PROBLEM DETAILS: Would you reproduce the data below exactly, please, leaving out its images?

SOURCE RECORDS:
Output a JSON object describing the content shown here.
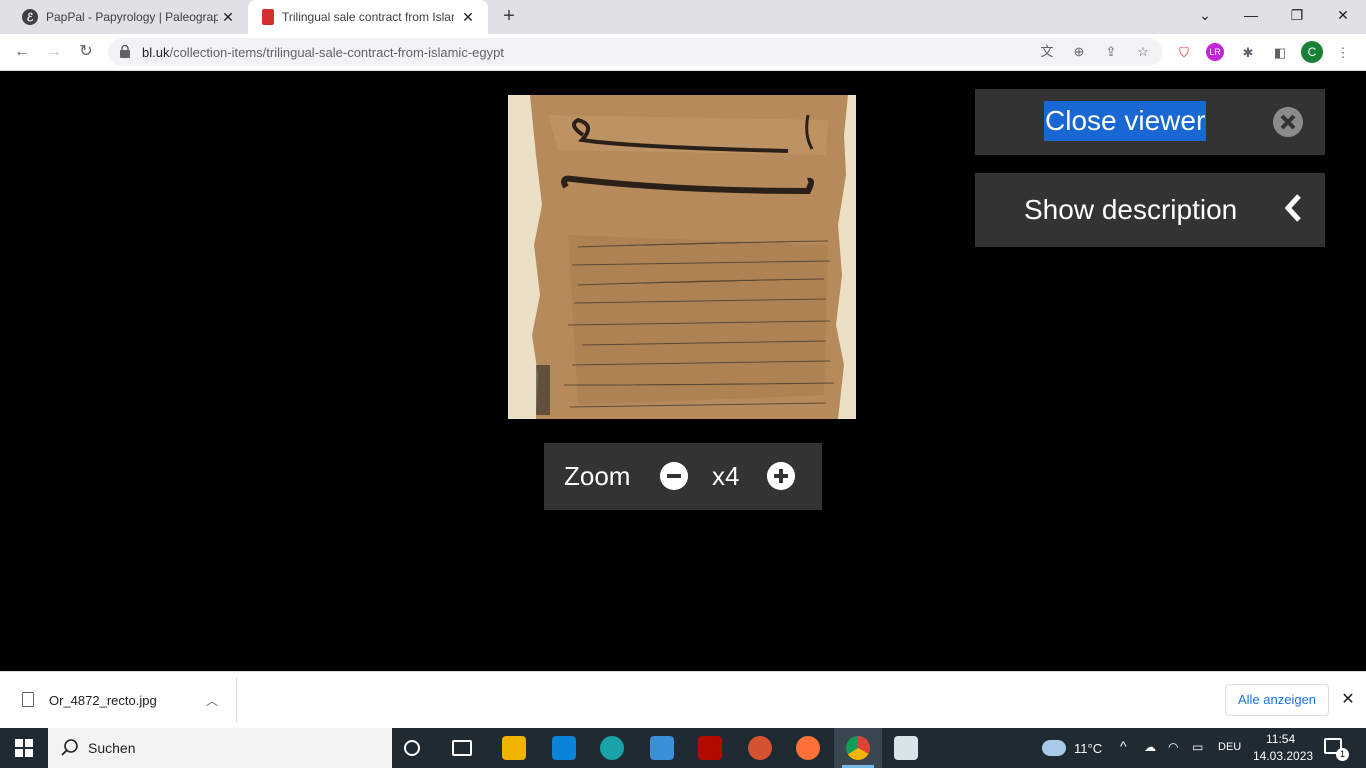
{
  "browser": {
    "tabs": [
      {
        "title": "PapPal - Papyrology | Paleograph",
        "icon": "pappal-favicon"
      },
      {
        "title": "Trilingual sale contract from Islan",
        "icon": "bl-favicon"
      }
    ],
    "url_host": "bl.uk",
    "url_path": "/collection-items/trilingual-sale-contract-from-islamic-egypt",
    "profile_initial": "C"
  },
  "viewer": {
    "close_label": "Close viewer",
    "show_description_label": "Show description",
    "zoom_label": "Zoom",
    "zoom_level": "x4",
    "image_alt": "Or_4872 recto papyrus"
  },
  "downloads": {
    "filename": "Or_4872_recto.jpg",
    "show_all_label": "Alle anzeigen"
  },
  "taskbar": {
    "search_label": "Suchen",
    "temperature": "11°C",
    "language": "DEU",
    "time": "11:54",
    "date": "14.03.2023",
    "notifications": "1"
  },
  "colors": {
    "selection": "#1967d2",
    "panel": "#333333",
    "taskbar": "#1f2a33"
  }
}
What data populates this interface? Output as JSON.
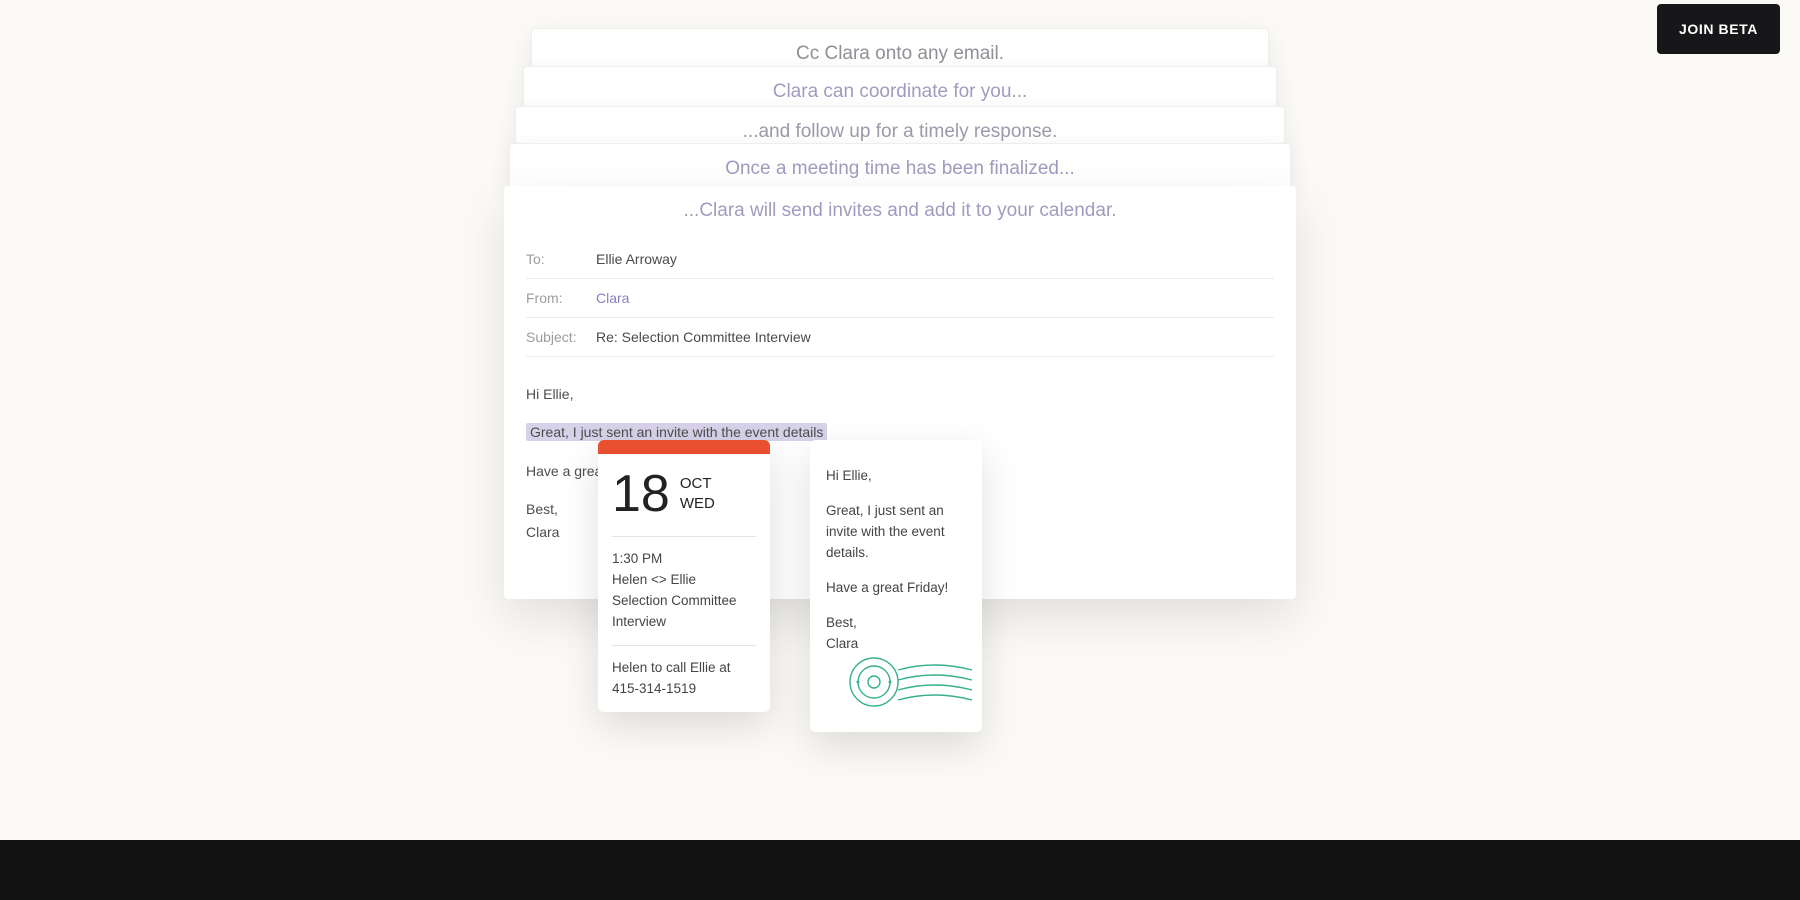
{
  "cta": {
    "label": "JOIN BETA"
  },
  "stack": {
    "line1": "Cc Clara onto any email.",
    "line2": "Clara can coordinate for you...",
    "line3": "...and follow up for a timely response.",
    "line4": "Once a meeting time has been finalized..."
  },
  "email": {
    "headline": "...Clara will send invites and add it to your calendar.",
    "to_label": "To:",
    "to_value": "Ellie Arroway",
    "from_label": "From:",
    "from_value": "Clara",
    "subject_label": "Subject:",
    "subject_value": "Re: Selection Committee Interview",
    "greeting": "Hi Ellie,",
    "highlight": "Great, I just sent an invite with the event details",
    "line3": "Have a great Friday!",
    "signoff": "Best,",
    "signature": "Clara"
  },
  "calendar": {
    "day": "18",
    "month": "OCT",
    "weekday": "WED",
    "time": "1:30 PM",
    "title": "Helen <> Ellie",
    "subtitle": "Selection Committee Interview",
    "note": "Helen to call Ellie at 415-314-1519"
  },
  "note": {
    "greeting": "Hi Ellie,",
    "body": "Great, I just sent an invite with the event details.",
    "line3": "Have a great Friday!",
    "signoff": "Best,",
    "signature": "Clara"
  }
}
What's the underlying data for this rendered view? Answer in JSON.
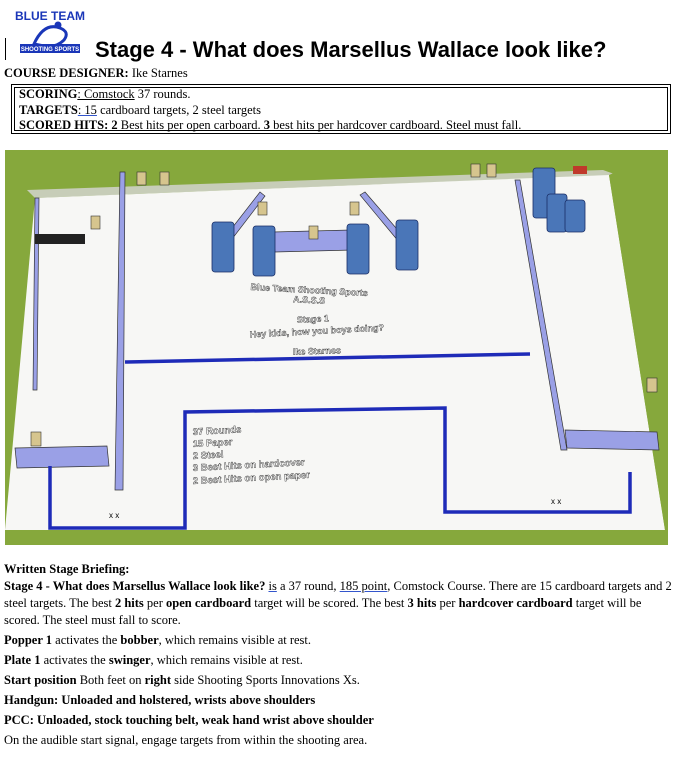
{
  "logo": {
    "line1": "BLUE TEAM",
    "line2": "SHOOTING SPORTS",
    "color": "#1a36b8"
  },
  "header": {
    "title": "Stage 4 - What does Marsellus Wallace look like?"
  },
  "designer": {
    "label": "COURSE DESIGNER:",
    "value": "Ike Starnes"
  },
  "scoring": {
    "scoring_label": "SCORING",
    "scoring_value": ": Comstock",
    "scoring_rest": " 37 rounds.",
    "targets_label": "TARGETS",
    "targets_value": ": 15",
    "targets_rest": " cardboard targets, 2 steel targets",
    "hits_label": "SCORED HITS:",
    "hits_n1": "2",
    "hits_t1": " Best hits per open carboard. ",
    "hits_n2": "3",
    "hits_t2": " best hits per hardcover cardboard. Steel must fall."
  },
  "diagram": {
    "colors": {
      "grass": "#86a83c",
      "floor": "#f7f7f5",
      "wall": "#9aa0e6",
      "tape": "#1e2bb8"
    },
    "sign1": "Blue Team Shooting Sports",
    "sign2": "A.S.S.S",
    "sign3": "Stage 1",
    "sign4": "Hey kids, how you boys doing?",
    "sign5": "Ike Starnes",
    "info": [
      "37 Rounds",
      "15 Paper",
      "2 Steel",
      "3 Best Hits on hardcover",
      "2 Best Hits on open paper"
    ],
    "xmark": "x x"
  },
  "briefing": {
    "heading": "Written Stage Briefing:",
    "p1_title": "Stage 4 - What does Marsellus Wallace look like?",
    "p1_is": "is",
    "p1_a": " a 37 round, ",
    "p1_points": "185 point",
    "p1_b": ", Comstock Course. There are 15 cardboard targets and 2 steel targets. The best ",
    "p1_hits2": "2 hits",
    "p1_c": " per ",
    "p1_open": "open cardboard",
    "p1_d": " target will be scored. The best ",
    "p1_hits3": "3 hits",
    "p1_e": " per ",
    "p1_hard": "hardcover cardboard",
    "p1_f": " target will be scored. The steel must fall to score.",
    "popper_b": "Popper 1",
    "popper_t1": " activates the ",
    "popper_b2": "bobber",
    "popper_t2": ", which remains visible at rest.",
    "plate_b": "Plate 1",
    "plate_t1": " activates the ",
    "plate_b2": "swinger",
    "plate_t2": ", which remains visible at rest.",
    "start_b": "Start position",
    "start_t1": " Both feet on ",
    "start_b2": "right",
    "start_t2": " side Shooting Sports Innovations Xs.",
    "handgun": "Handgun: Unloaded and holstered, wrists above shoulders",
    "pcc": "PCC: Unloaded, stock touching belt, weak hand wrist above shoulder",
    "final": "On the audible start signal, engage targets from within the shooting area."
  }
}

ANSWER TO THIS TASK:
Output a JSON object describing the content shown here.
{
  "browser": {
    "tabs": [
      {
        "title": "PapPal - Papyrology | Paleograph",
        "icon": "pappal-favicon"
      },
      {
        "title": "Trilingual sale contract from Islan",
        "icon": "bl-favicon"
      }
    ],
    "url_host": "bl.uk",
    "url_path": "/collection-items/trilingual-sale-contract-from-islamic-egypt",
    "profile_initial": "C"
  },
  "viewer": {
    "close_label": "Close viewer",
    "show_description_label": "Show description",
    "zoom_label": "Zoom",
    "zoom_level": "x4",
    "image_alt": "Or_4872 recto papyrus"
  },
  "downloads": {
    "filename": "Or_4872_recto.jpg",
    "show_all_label": "Alle anzeigen"
  },
  "taskbar": {
    "search_label": "Suchen",
    "temperature": "11°C",
    "language": "DEU",
    "time": "11:54",
    "date": "14.03.2023",
    "notifications": "1"
  },
  "colors": {
    "selection": "#1967d2",
    "panel": "#333333",
    "taskbar": "#1f2a33"
  }
}
What data populates this interface? Output as JSON.
{
  "cta": {
    "label": "JOIN BETA"
  },
  "stack": {
    "line1": "Cc Clara onto any email.",
    "line2": "Clara can coordinate for you...",
    "line3": "...and follow up for a timely response.",
    "line4": "Once a meeting time has been finalized..."
  },
  "email": {
    "headline": "...Clara will send invites and add it to your calendar.",
    "to_label": "To:",
    "to_value": "Ellie Arroway",
    "from_label": "From:",
    "from_value": "Clara",
    "subject_label": "Subject:",
    "subject_value": "Re: Selection Committee Interview",
    "greeting": "Hi Ellie,",
    "highlight": "Great, I just sent an invite with the event details",
    "line3": "Have a great Friday!",
    "signoff": "Best,",
    "signature": "Clara"
  },
  "calendar": {
    "day": "18",
    "month": "OCT",
    "weekday": "WED",
    "time": "1:30 PM",
    "title": "Helen <> Ellie",
    "subtitle": "Selection Committee Interview",
    "note": "Helen to call Ellie at 415-314-1519"
  },
  "note": {
    "greeting": "Hi Ellie,",
    "body": "Great, I just sent an invite with the event details.",
    "line3": "Have a great Friday!",
    "signoff": "Best,",
    "signature": "Clara"
  }
}
What's the underlying data for this rendered view? Answer in JSON.
{
  "logo": {
    "line1": "BLUE TEAM",
    "line2": "SHOOTING SPORTS",
    "color": "#1a36b8"
  },
  "header": {
    "title": "Stage 4 - What does Marsellus Wallace look like?"
  },
  "designer": {
    "label": "COURSE DESIGNER:",
    "value": "Ike Starnes"
  },
  "scoring": {
    "scoring_label": "SCORING",
    "scoring_value": ": Comstock",
    "scoring_rest": " 37 rounds.",
    "targets_label": "TARGETS",
    "targets_value": ": 15",
    "targets_rest": " cardboard targets, 2 steel targets",
    "hits_label": "SCORED HITS:",
    "hits_n1": "2",
    "hits_t1": " Best hits per open carboard. ",
    "hits_n2": "3",
    "hits_t2": " best hits per hardcover cardboard. Steel must fall."
  },
  "diagram": {
    "colors": {
      "grass": "#86a83c",
      "floor": "#f7f7f5",
      "wall": "#9aa0e6",
      "tape": "#1e2bb8"
    },
    "sign1": "Blue Team Shooting Sports",
    "sign2": "A.S.S.S",
    "sign3": "Stage 1",
    "sign4": "Hey kids, how you boys doing?",
    "sign5": "Ike Starnes",
    "info": [
      "37 Rounds",
      "15 Paper",
      "2 Steel",
      "3 Best Hits on hardcover",
      "2 Best Hits on open paper"
    ],
    "xmark": "x x"
  },
  "briefing": {
    "heading": "Written Stage Briefing:",
    "p1_title": "Stage 4 - What does Marsellus Wallace look like?",
    "p1_is": "is",
    "p1_a": " a 37 round, ",
    "p1_points": "185 point",
    "p1_b": ", Comstock Course. There are 15 cardboard targets and 2 steel targets. The best ",
    "p1_hits2": "2 hits",
    "p1_c": " per ",
    "p1_open": "open cardboard",
    "p1_d": " target will be scored. The best ",
    "p1_hits3": "3 hits",
    "p1_e": " per ",
    "p1_hard": "hardcover cardboard",
    "p1_f": " target will be scored. The steel must fall to score.",
    "popper_b": "Popper 1",
    "popper_t1": " activates the ",
    "popper_b2": "bobber",
    "popper_t2": ", which remains visible at rest.",
    "plate_b": "Plate 1",
    "plate_t1": " activates the ",
    "plate_b2": "swinger",
    "plate_t2": ", which remains visible at rest.",
    "start_b": "Start position",
    "start_t1": " Both feet on ",
    "start_b2": "right",
    "start_t2": " side Shooting Sports Innovations Xs.",
    "handgun": "Handgun: Unloaded and holstered, wrists above shoulders",
    "pcc": "PCC: Unloaded, stock touching belt, weak hand wrist above shoulder",
    "final": "On the audible start signal, engage targets from within the shooting area."
  }
}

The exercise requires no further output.